Victoria Holt was one of the many pseudonyms of Eleanor Alice Burford Hibbert. She also wrote as Jean Plaidy and Philippa Carr.
Eleanor Hibbert was born in London in 1906. Her first book, Daughter of Anna, was published in 1941. She went on to publish twenty-nine more novels as Eleanor Burford over the next two decades, all were romances featuring youthful protagonists and bearing titles like Passionate Witness (1941) and The House at Cupid’s Cross (1949).
But it was the pseudonyms she adopted later that were to win her international fame. In 1945, she began writing as Jean Plaidy, a name she borrowed from a Cornish beach. During the 1950s and 60s, she was Britain’s most popular historical novelist, publishing ninety books under that name. The last one in 1994 was published posthumously. She wrote compelling stories of the lives of such figures as Catherine de Medici, Katherine of Aragon, Isabella of Spain and Lucrezia Borgia. I read and loved every single one of them! The one I have read most and which made the most impact of me was The Princess of Celle, the story of tragic Sophia Dorothea.
As Elbur Ford, she wrote four novels (1950-1954) based on infamous murderers of the 19th century. As Kathleen Kellow, she wrote another eight novels between 1952 and 1960. Several of the latter were also mysteries. She also wrote one book as Anna Percival and five as Ellalice Tate.
It was in 1960 that she first used the name Victoria Holt. Her first book under this pseudonym was the gothic classic, Mistress of Mellyn. It featured the heroine, a young governess, Martha Leigh, a powerful, enigmatic hero, Con TreMellyn, a haunted mansion and a heady mix of scandal, misunderstanding and betrayal. Rumour abounded that the book had actually been written by Daphne du Maurier.

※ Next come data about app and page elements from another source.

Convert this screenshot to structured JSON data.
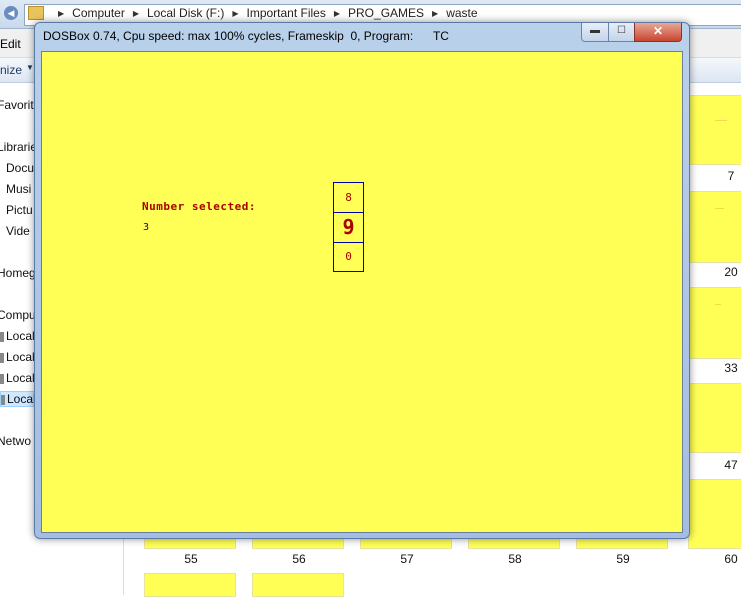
{
  "explorer": {
    "breadcrumb": [
      "Computer",
      "Local Disk (F:)",
      "Important Files",
      "PRO_GAMES",
      "waste"
    ],
    "menu_edit": "Edit",
    "organize": "nize",
    "nav": {
      "favorites": "Favorite",
      "libraries": "Librarie",
      "documents": "Docu",
      "music": "Musi",
      "pictures": "Pictu",
      "videos": "Vide",
      "homegroup": "Homeg",
      "computer": "Compu",
      "local1": "Local",
      "local2": "Local",
      "local3": "Local",
      "local4": "Local",
      "network": "Netwo"
    },
    "thumb_labels": {
      "r7": "7",
      "r20": "20",
      "r33": "33",
      "r47": "47",
      "b55": "55",
      "b56": "56",
      "b57": "57",
      "b58": "58",
      "b59": "59",
      "b60": "60"
    }
  },
  "dosbox": {
    "title": "DOSBox 0.74, Cpu speed: max 100% cycles, Frameskip  0, Program:      TC",
    "min_label": "▬",
    "max_label": "☐",
    "close_label": "✕",
    "screen": {
      "number_label": "Number selected:",
      "number_value": "3",
      "spinner_above": "8",
      "spinner_current": "9",
      "spinner_below": "0"
    },
    "colors": {
      "screen_bg": "#ffff55",
      "label_text": "#aa0000",
      "value_text": "#0000aa"
    }
  }
}
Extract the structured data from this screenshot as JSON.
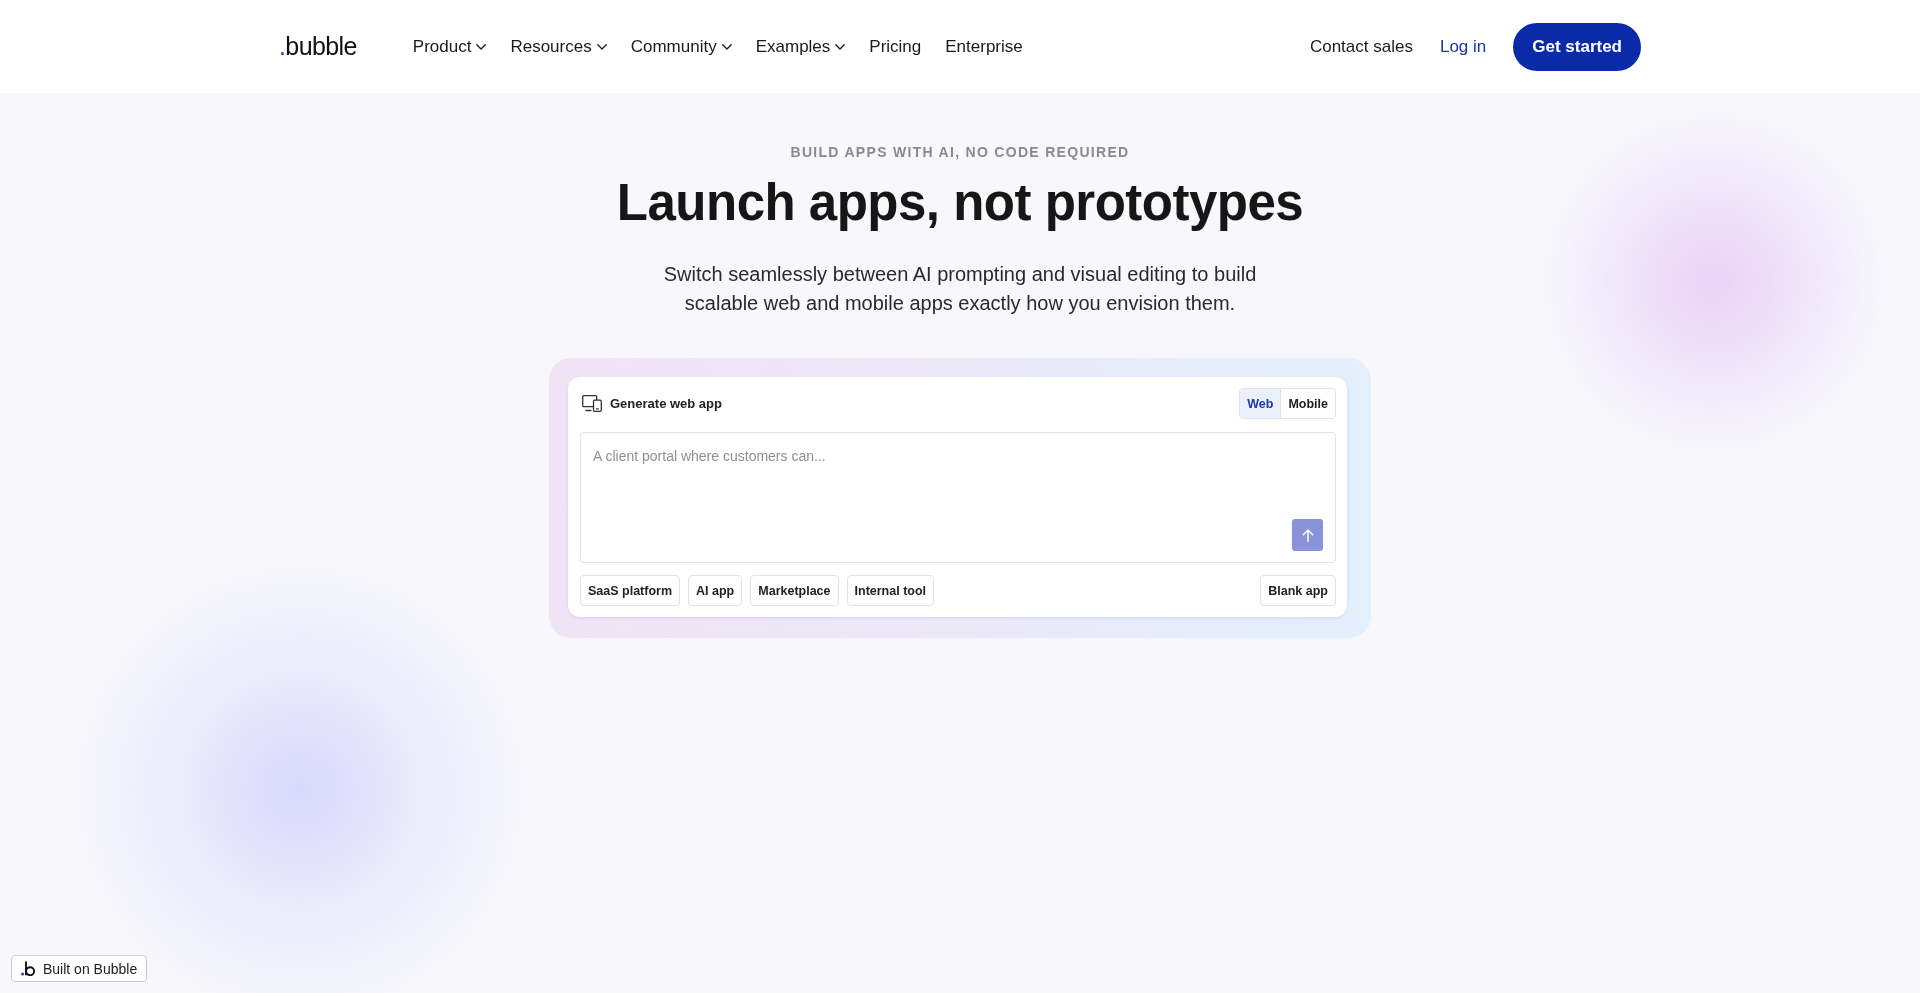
{
  "header": {
    "logo": ".bubble",
    "nav": [
      {
        "label": "Product",
        "dropdown": true
      },
      {
        "label": "Resources",
        "dropdown": true
      },
      {
        "label": "Community",
        "dropdown": true
      },
      {
        "label": "Examples",
        "dropdown": true
      },
      {
        "label": "Pricing",
        "dropdown": false
      },
      {
        "label": "Enterprise",
        "dropdown": false
      }
    ],
    "contact": "Contact sales",
    "login": "Log in",
    "cta": "Get started"
  },
  "hero": {
    "eyebrow": "BUILD APPS WITH AI, NO CODE REQUIRED",
    "title": "Launch apps, not prototypes",
    "subtitle": "Switch seamlessly between AI prompting and visual editing to build scalable web and mobile apps exactly how you envision them."
  },
  "generator": {
    "title": "Generate web app",
    "platforms": [
      {
        "label": "Web",
        "selected": true
      },
      {
        "label": "Mobile",
        "selected": false
      }
    ],
    "prompt": {
      "placeholder": "A client portal where customers can..."
    },
    "send_button": {
      "disabled": true
    },
    "templates": [
      "SaaS platform",
      "AI app",
      "Marketplace",
      "Internal tool"
    ],
    "blank_app": "Blank app"
  },
  "badge": {
    "label": "Built on Bubble"
  }
}
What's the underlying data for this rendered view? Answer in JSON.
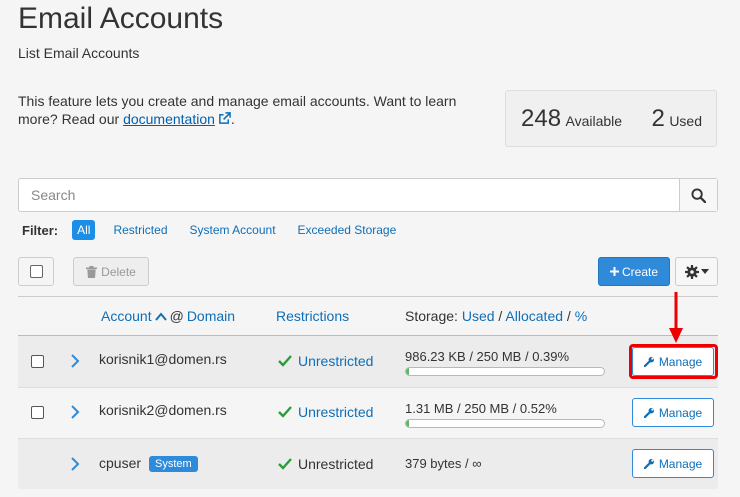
{
  "header": {
    "title": "Email Accounts",
    "subtitle": "List Email Accounts"
  },
  "intro": {
    "text_before": "This feature lets you create and manage email accounts. Want to learn more? Read our ",
    "link_text": "documentation",
    "text_after": "."
  },
  "stats": {
    "available_count": "248",
    "available_label": "Available",
    "used_count": "2",
    "used_label": "Used"
  },
  "search": {
    "placeholder": "Search"
  },
  "filter": {
    "label": "Filter:",
    "options": [
      "All",
      "Restricted",
      "System Account",
      "Exceeded Storage"
    ],
    "selected": "All"
  },
  "toolbar": {
    "delete_label": "Delete",
    "create_label": "Create"
  },
  "table": {
    "headers": {
      "account": "Account",
      "at": "@",
      "domain": "Domain",
      "restrictions": "Restrictions",
      "storage_prefix": "Storage:",
      "used": "Used",
      "slash1": "/",
      "allocated": "Allocated",
      "slash2": "/",
      "percent": "%"
    },
    "rows": [
      {
        "account": "korisnik1@domen.rs",
        "badge": "",
        "restriction": "Unrestricted",
        "storage": "986.23 KB / 250 MB / 0.39%",
        "usage_percent": 0.39,
        "manage": "Manage",
        "has_checkbox": true
      },
      {
        "account": "korisnik2@domen.rs",
        "badge": "",
        "restriction": "Unrestricted",
        "storage": "1.31 MB / 250 MB / 0.52%",
        "usage_percent": 0.52,
        "manage": "Manage",
        "has_checkbox": true
      },
      {
        "account": "cpuser",
        "badge": "System",
        "restriction": "Unrestricted",
        "storage": "379 bytes / ∞",
        "manage": "Manage",
        "has_checkbox": false
      }
    ]
  },
  "colors": {
    "accent": "#2f8ad9",
    "link": "#0d6fb8",
    "check": "#2a9d3a",
    "highlight": "#e00000"
  }
}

Other titles by Victoria Holt included Kirkland Revels (1962) with ghosts, mysterious abbey, and innocent heroine in jeopardy and Menfreya in the Morning (1966), reminiscent of du Maurier’s Rebecca. All of the traditional gothic elements were included, but the books still possessed a story-telling power that made Holt’s work superior to the multitude who attempted to imitate her.

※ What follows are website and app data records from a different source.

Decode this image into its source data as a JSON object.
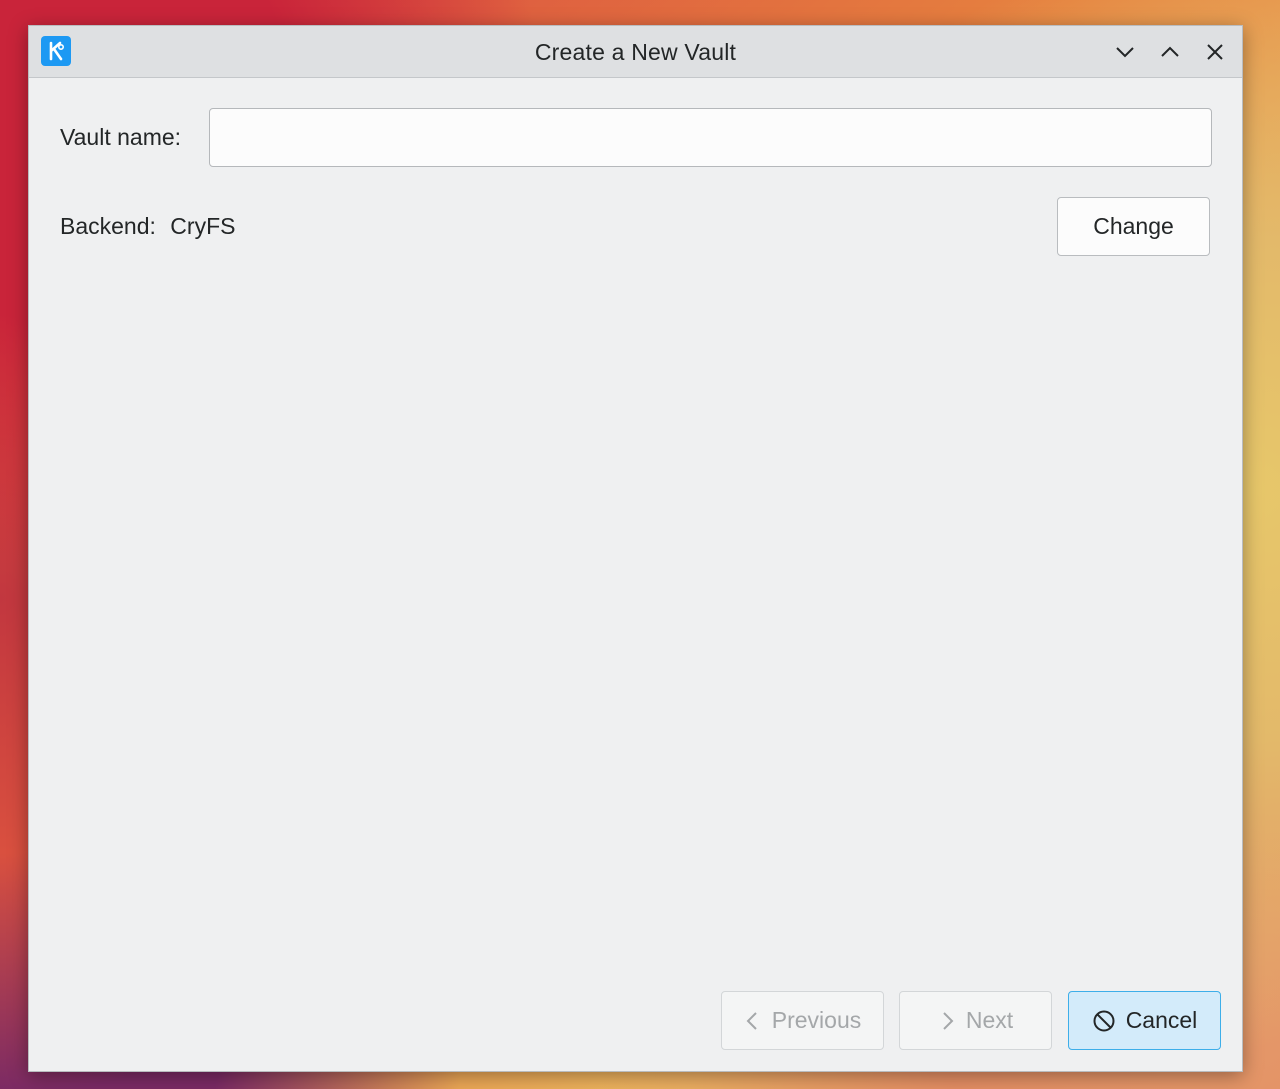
{
  "window": {
    "title": "Create a New Vault",
    "app_icon": "kde-logo-icon",
    "controls": [
      "minimize-icon",
      "maximize-icon",
      "close-icon"
    ]
  },
  "form": {
    "vault_name_label": "Vault name:",
    "vault_name_value": "",
    "backend_label": "Backend:",
    "backend_value": "CryFS",
    "change_label": "Change"
  },
  "footer": {
    "previous_label": "Previous",
    "next_label": "Next",
    "cancel_label": "Cancel"
  },
  "colors": {
    "accent": "#3daee9",
    "window_bg": "#eff0f1",
    "titlebar_bg": "#dee0e2"
  }
}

Hibbert also wrote as Philippa Carr. These were family sagas rather than romances. The Daughters of England series began with The Miracle at St. Bruno’s (1972), a sixteenth-century saga that featured Henry VIII, Anne Boleyn, and Sir Thomas More and ended with We’ll Meet Again (1993), set against the backdrop of the end of World War II.
Hibbert’s pace of writing was phenomenal. She wrote for five hours a day, seven days a week, usually completing five thousand words by lunchtime. Her afternoons were devoted to answering the letters she received from fans. She even took her typewriter with her on her annual winter cruises so that she could continue working.

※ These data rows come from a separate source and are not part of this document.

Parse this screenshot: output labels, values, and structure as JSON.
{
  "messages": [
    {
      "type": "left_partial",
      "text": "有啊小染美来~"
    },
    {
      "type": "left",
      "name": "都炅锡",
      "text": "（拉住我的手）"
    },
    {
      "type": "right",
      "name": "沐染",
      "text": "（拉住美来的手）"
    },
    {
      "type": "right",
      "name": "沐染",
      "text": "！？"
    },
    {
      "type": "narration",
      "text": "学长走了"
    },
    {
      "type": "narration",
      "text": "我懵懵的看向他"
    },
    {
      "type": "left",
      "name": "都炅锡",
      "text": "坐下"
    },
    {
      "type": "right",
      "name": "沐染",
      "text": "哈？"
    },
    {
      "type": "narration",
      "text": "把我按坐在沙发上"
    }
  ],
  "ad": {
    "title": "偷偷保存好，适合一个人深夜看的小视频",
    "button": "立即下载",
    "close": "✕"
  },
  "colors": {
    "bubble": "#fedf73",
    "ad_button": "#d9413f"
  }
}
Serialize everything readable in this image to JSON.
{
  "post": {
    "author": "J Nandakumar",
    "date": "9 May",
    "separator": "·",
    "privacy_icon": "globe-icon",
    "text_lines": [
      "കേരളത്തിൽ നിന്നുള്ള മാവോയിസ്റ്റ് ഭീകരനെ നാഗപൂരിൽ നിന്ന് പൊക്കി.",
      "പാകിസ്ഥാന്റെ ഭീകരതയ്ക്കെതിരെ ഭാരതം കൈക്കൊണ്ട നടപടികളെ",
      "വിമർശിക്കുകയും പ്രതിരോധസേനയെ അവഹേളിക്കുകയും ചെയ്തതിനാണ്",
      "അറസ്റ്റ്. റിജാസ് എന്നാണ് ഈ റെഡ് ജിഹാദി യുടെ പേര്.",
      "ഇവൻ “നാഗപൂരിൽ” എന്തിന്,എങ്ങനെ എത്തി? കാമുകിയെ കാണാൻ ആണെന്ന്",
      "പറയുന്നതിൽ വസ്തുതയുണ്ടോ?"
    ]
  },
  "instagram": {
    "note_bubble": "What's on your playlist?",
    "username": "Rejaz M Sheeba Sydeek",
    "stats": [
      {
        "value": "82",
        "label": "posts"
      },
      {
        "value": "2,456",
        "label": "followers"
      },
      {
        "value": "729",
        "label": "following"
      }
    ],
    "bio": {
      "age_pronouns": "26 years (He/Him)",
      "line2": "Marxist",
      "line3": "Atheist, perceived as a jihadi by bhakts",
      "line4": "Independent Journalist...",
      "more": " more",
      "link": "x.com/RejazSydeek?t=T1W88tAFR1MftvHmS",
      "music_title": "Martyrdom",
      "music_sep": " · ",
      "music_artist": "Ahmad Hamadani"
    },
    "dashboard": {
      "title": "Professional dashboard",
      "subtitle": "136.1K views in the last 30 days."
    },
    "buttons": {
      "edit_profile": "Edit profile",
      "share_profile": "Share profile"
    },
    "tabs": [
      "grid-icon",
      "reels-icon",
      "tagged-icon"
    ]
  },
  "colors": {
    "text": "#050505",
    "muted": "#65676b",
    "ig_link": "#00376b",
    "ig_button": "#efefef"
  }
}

She died at the age of 87 on board a cruise ship, the Sea Princess, between Athens and Port Said, Egypt. She had sold more than 100 million copies of her two hundred books written over a career that spanned more than half a century. She wrote Gothic romance, historical fiction, mystery, children’s books, and non-fiction. Her advice to writers is as sound today as it was when she gave it decades ago. ‘Never regret. If it’s good, it’s wonderful. If it’s bad, it’s experience’.